So two questions hang in the air, like goiters: first, are we living in a dictatorship? I know you saw through my cunning rhetorical subterfuges above and know that this is what I was driving at the whole time. And you probably know that my answer is "yes", but that it’s a dictatorship empowered by futility rather than violence (the violence being restricted to people we’ve recently attacked, such as Afghanis, Iraqis, or black Southerners, plus a handful of suspects whisked away for torture, just to remind everybody else there are worse sensations than a feeling of futility). That said, the second question arises from the first: if this is a dictatorship, even of the subtlest kind, what does one do about it? It’s humiliating to go around being outwitted at every turn by a president so incompetent he couldn’t light a match if you held the blowtorch. I think the answer lies in the nature of the impossible.
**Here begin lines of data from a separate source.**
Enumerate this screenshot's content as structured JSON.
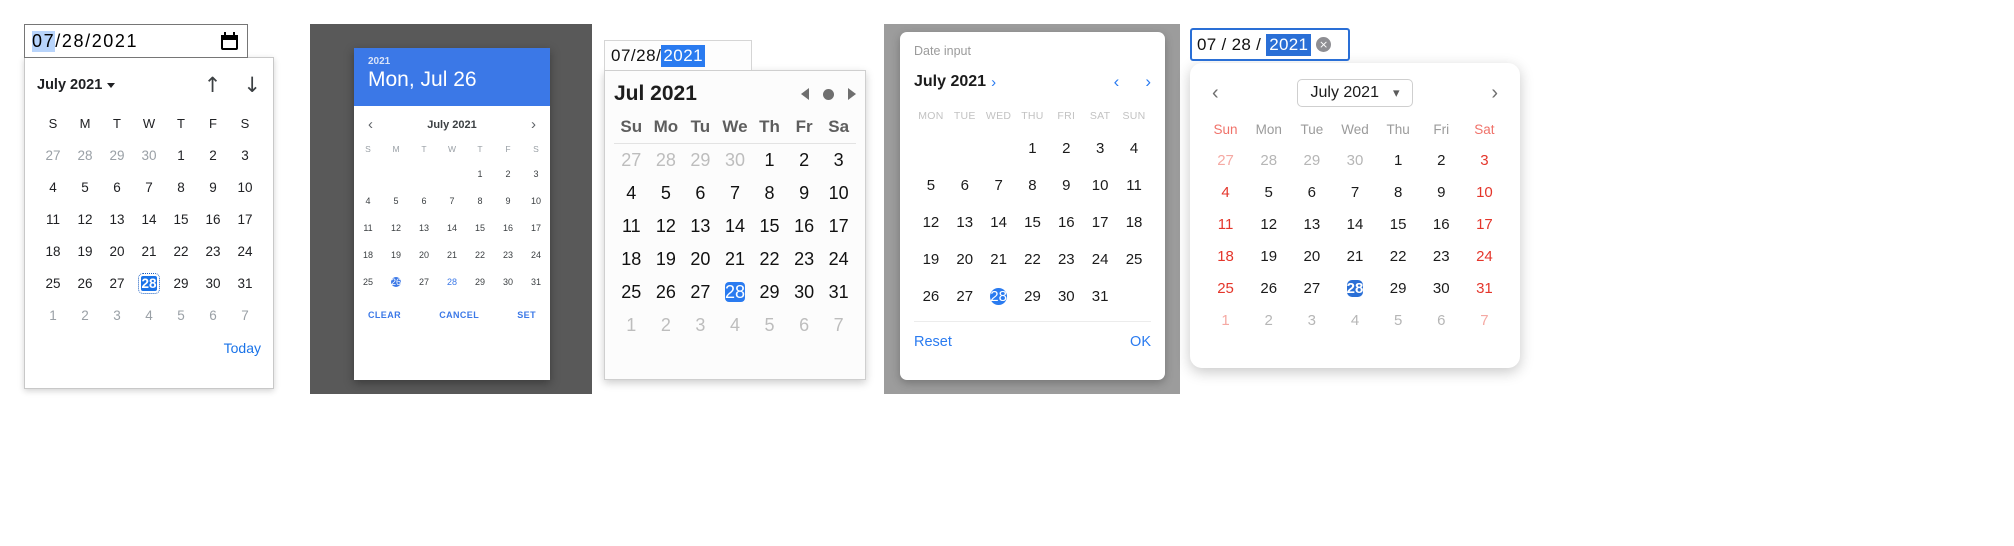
{
  "picker1": {
    "name": "chrome-date-picker",
    "input": {
      "month": "07",
      "sep1": "/",
      "day": "28",
      "sep2": "/",
      "year": "2021",
      "icon": "calendar-icon"
    },
    "header": {
      "month_label": "July 2021",
      "caret": "chevron-down-icon",
      "prev_icon": "↑",
      "next_icon": "↓"
    },
    "weekdays": [
      "S",
      "M",
      "T",
      "W",
      "T",
      "F",
      "S"
    ],
    "weeks": [
      [
        {
          "d": "27",
          "m": true
        },
        {
          "d": "28",
          "m": true
        },
        {
          "d": "29",
          "m": true
        },
        {
          "d": "30",
          "m": true
        },
        {
          "d": "1"
        },
        {
          "d": "2"
        },
        {
          "d": "3"
        }
      ],
      [
        {
          "d": "4"
        },
        {
          "d": "5"
        },
        {
          "d": "6"
        },
        {
          "d": "7"
        },
        {
          "d": "8"
        },
        {
          "d": "9"
        },
        {
          "d": "10"
        }
      ],
      [
        {
          "d": "11"
        },
        {
          "d": "12"
        },
        {
          "d": "13"
        },
        {
          "d": "14"
        },
        {
          "d": "15"
        },
        {
          "d": "16"
        },
        {
          "d": "17"
        }
      ],
      [
        {
          "d": "18"
        },
        {
          "d": "19"
        },
        {
          "d": "20"
        },
        {
          "d": "21"
        },
        {
          "d": "22"
        },
        {
          "d": "23"
        },
        {
          "d": "24"
        }
      ],
      [
        {
          "d": "25"
        },
        {
          "d": "26"
        },
        {
          "d": "27"
        },
        {
          "d": "28",
          "s": true
        },
        {
          "d": "29"
        },
        {
          "d": "30"
        },
        {
          "d": "31"
        }
      ],
      [
        {
          "d": "1",
          "m": true
        },
        {
          "d": "2",
          "m": true
        },
        {
          "d": "3",
          "m": true
        },
        {
          "d": "4",
          "m": true
        },
        {
          "d": "5",
          "m": true
        },
        {
          "d": "6",
          "m": true
        },
        {
          "d": "7",
          "m": true
        }
      ]
    ],
    "today_label": "Today",
    "accent": "#1a73e8"
  },
  "picker2": {
    "name": "material-date-picker",
    "header": {
      "year": "2021",
      "date": "Mon, Jul 26"
    },
    "nav": {
      "prev": "‹",
      "month_label": "July 2021",
      "next": "›"
    },
    "weekdays": [
      "S",
      "M",
      "T",
      "W",
      "T",
      "F",
      "S"
    ],
    "weeks": [
      [
        {
          "d": ""
        },
        {
          "d": ""
        },
        {
          "d": ""
        },
        {
          "d": ""
        },
        {
          "d": "1"
        },
        {
          "d": "2"
        },
        {
          "d": "3"
        }
      ],
      [
        {
          "d": "4"
        },
        {
          "d": "5"
        },
        {
          "d": "6"
        },
        {
          "d": "7"
        },
        {
          "d": "8"
        },
        {
          "d": "9"
        },
        {
          "d": "10"
        }
      ],
      [
        {
          "d": "11"
        },
        {
          "d": "12"
        },
        {
          "d": "13"
        },
        {
          "d": "14"
        },
        {
          "d": "15"
        },
        {
          "d": "16"
        },
        {
          "d": "17"
        }
      ],
      [
        {
          "d": "18"
        },
        {
          "d": "19"
        },
        {
          "d": "20"
        },
        {
          "d": "21"
        },
        {
          "d": "22"
        },
        {
          "d": "23"
        },
        {
          "d": "24"
        }
      ],
      [
        {
          "d": "25"
        },
        {
          "d": "26",
          "s": true
        },
        {
          "d": "27"
        },
        {
          "d": "28",
          "t": true
        },
        {
          "d": "29"
        },
        {
          "d": "30"
        },
        {
          "d": "31"
        }
      ]
    ],
    "buttons": {
      "clear": "CLEAR",
      "cancel": "CANCEL",
      "set": "SET"
    },
    "accent": "#3b78e7"
  },
  "picker3": {
    "name": "safari-date-picker",
    "input": {
      "month": "07",
      "sep1": "/",
      "day": "28",
      "sep2": "/",
      "year": "2021"
    },
    "header": {
      "month_label": "Jul 2021",
      "prev": "prev-triangle-icon",
      "reset": "dot-icon",
      "next": "next-triangle-icon"
    },
    "weekdays": [
      "Su",
      "Mo",
      "Tu",
      "We",
      "Th",
      "Fr",
      "Sa"
    ],
    "weeks": [
      [
        {
          "d": "27",
          "m": true
        },
        {
          "d": "28",
          "m": true
        },
        {
          "d": "29",
          "m": true
        },
        {
          "d": "30",
          "m": true
        },
        {
          "d": "1"
        },
        {
          "d": "2"
        },
        {
          "d": "3"
        }
      ],
      [
        {
          "d": "4"
        },
        {
          "d": "5"
        },
        {
          "d": "6"
        },
        {
          "d": "7"
        },
        {
          "d": "8"
        },
        {
          "d": "9"
        },
        {
          "d": "10"
        }
      ],
      [
        {
          "d": "11"
        },
        {
          "d": "12"
        },
        {
          "d": "13"
        },
        {
          "d": "14"
        },
        {
          "d": "15"
        },
        {
          "d": "16"
        },
        {
          "d": "17"
        }
      ],
      [
        {
          "d": "18"
        },
        {
          "d": "19"
        },
        {
          "d": "20"
        },
        {
          "d": "21"
        },
        {
          "d": "22"
        },
        {
          "d": "23"
        },
        {
          "d": "24"
        }
      ],
      [
        {
          "d": "25"
        },
        {
          "d": "26"
        },
        {
          "d": "27"
        },
        {
          "d": "28",
          "s": true
        },
        {
          "d": "29"
        },
        {
          "d": "30"
        },
        {
          "d": "31"
        }
      ],
      [
        {
          "d": "1",
          "m": true
        },
        {
          "d": "2",
          "m": true
        },
        {
          "d": "3",
          "m": true
        },
        {
          "d": "4",
          "m": true
        },
        {
          "d": "5",
          "m": true
        },
        {
          "d": "6",
          "m": true
        },
        {
          "d": "7",
          "m": true
        }
      ]
    ],
    "accent": "#2a7bf0"
  },
  "picker4": {
    "name": "firefox-date-picker",
    "label": "Date input",
    "header": {
      "month_label": "July 2021",
      "month_chevron": "›",
      "prev": "‹",
      "next": "›"
    },
    "weekdays": [
      "MON",
      "TUE",
      "WED",
      "THU",
      "FRI",
      "SAT",
      "SUN"
    ],
    "weeks": [
      [
        {
          "d": ""
        },
        {
          "d": ""
        },
        {
          "d": ""
        },
        {
          "d": "1"
        },
        {
          "d": "2"
        },
        {
          "d": "3"
        },
        {
          "d": "4"
        }
      ],
      [
        {
          "d": "5"
        },
        {
          "d": "6"
        },
        {
          "d": "7"
        },
        {
          "d": "8"
        },
        {
          "d": "9"
        },
        {
          "d": "10"
        },
        {
          "d": "11"
        }
      ],
      [
        {
          "d": "12"
        },
        {
          "d": "13"
        },
        {
          "d": "14"
        },
        {
          "d": "15"
        },
        {
          "d": "16"
        },
        {
          "d": "17"
        },
        {
          "d": "18"
        }
      ],
      [
        {
          "d": "19"
        },
        {
          "d": "20"
        },
        {
          "d": "21"
        },
        {
          "d": "22"
        },
        {
          "d": "23"
        },
        {
          "d": "24"
        },
        {
          "d": "25"
        }
      ],
      [
        {
          "d": "26"
        },
        {
          "d": "27"
        },
        {
          "d": "28",
          "s": true
        },
        {
          "d": "29"
        },
        {
          "d": "30"
        },
        {
          "d": "31"
        },
        {
          "d": ""
        }
      ]
    ],
    "buttons": {
      "reset": "Reset",
      "ok": "OK"
    },
    "accent": "#2a7bf0"
  },
  "picker5": {
    "name": "ios-date-picker",
    "input": {
      "month": "07",
      "sep1": "/",
      "day": "28",
      "sep2": "/",
      "year": "2021",
      "clear_icon": "×"
    },
    "header": {
      "prev": "‹",
      "month_label": "July 2021",
      "dropdown_icon": "⌄",
      "next": "›"
    },
    "weekdays": [
      "Sun",
      "Mon",
      "Tue",
      "Wed",
      "Thu",
      "Fri",
      "Sat"
    ],
    "weeks": [
      [
        {
          "d": "27",
          "m": true,
          "w": true
        },
        {
          "d": "28",
          "m": true
        },
        {
          "d": "29",
          "m": true
        },
        {
          "d": "30",
          "m": true
        },
        {
          "d": "1"
        },
        {
          "d": "2"
        },
        {
          "d": "3",
          "w": true
        }
      ],
      [
        {
          "d": "4",
          "w": true
        },
        {
          "d": "5"
        },
        {
          "d": "6"
        },
        {
          "d": "7"
        },
        {
          "d": "8"
        },
        {
          "d": "9"
        },
        {
          "d": "10",
          "w": true
        }
      ],
      [
        {
          "d": "11",
          "w": true
        },
        {
          "d": "12"
        },
        {
          "d": "13"
        },
        {
          "d": "14"
        },
        {
          "d": "15"
        },
        {
          "d": "16"
        },
        {
          "d": "17",
          "w": true
        }
      ],
      [
        {
          "d": "18",
          "w": true
        },
        {
          "d": "19"
        },
        {
          "d": "20"
        },
        {
          "d": "21"
        },
        {
          "d": "22"
        },
        {
          "d": "23"
        },
        {
          "d": "24",
          "w": true
        }
      ],
      [
        {
          "d": "25",
          "w": true
        },
        {
          "d": "26"
        },
        {
          "d": "27"
        },
        {
          "d": "28",
          "s": true
        },
        {
          "d": "29"
        },
        {
          "d": "30"
        },
        {
          "d": "31",
          "w": true
        }
      ],
      [
        {
          "d": "1",
          "m": true,
          "w": true
        },
        {
          "d": "2",
          "m": true
        },
        {
          "d": "3",
          "m": true
        },
        {
          "d": "4",
          "m": true
        },
        {
          "d": "5",
          "m": true
        },
        {
          "d": "6",
          "m": true
        },
        {
          "d": "7",
          "m": true,
          "w": true
        }
      ]
    ],
    "accent": "#2a6fd6",
    "weekend_color": "#e4362b"
  }
}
We should probably be attempting impossible things. Our current incremental approach amounts to pitching pebbles in the tide. World events play up the sense of futility: are we really going to diddle around demanding improved fuel economy when the seas are already going to rise five meters? How high is that in feet, anyway? If we’re at Peak Oil already, is it really worthwhile attempting to stop these rotten oilmen fighting it out in faraway deserts? Can’t we just wait until the oil runs out? If the educational system is so broken it will take decades to fix, shouldn’t we just bustle our kids into private schools now, rather than hope they graduate from high school when they’re thirty? It all seems dreadfully futile, put in that kind of context. But let’s talk about the impossible: cars that run five trillion billion miles on a thimbleful of mint sauce! A protective snow globe built over the entire North Pole with "Merry Xmas" engraved on the genuine burl walnut base! A proportionally representative government with mandatory voting for all adults, universal healthcare, and a lifetime supply of Circus Peanuts for every citizen! The more impossible something is, the more worthwhile it seems. At least there’s no disgrace if it doesn’t quite pan out the way you intended. Come to think of it, that’s probably the main appeal these days of demanding the impeachment of George W. Bush: when the Republicans were in control of the House and Senate, it was futile. Now that the Democrats are in charge, it’s impossible.
Creative commons copyright 2007 by BEN TRIPP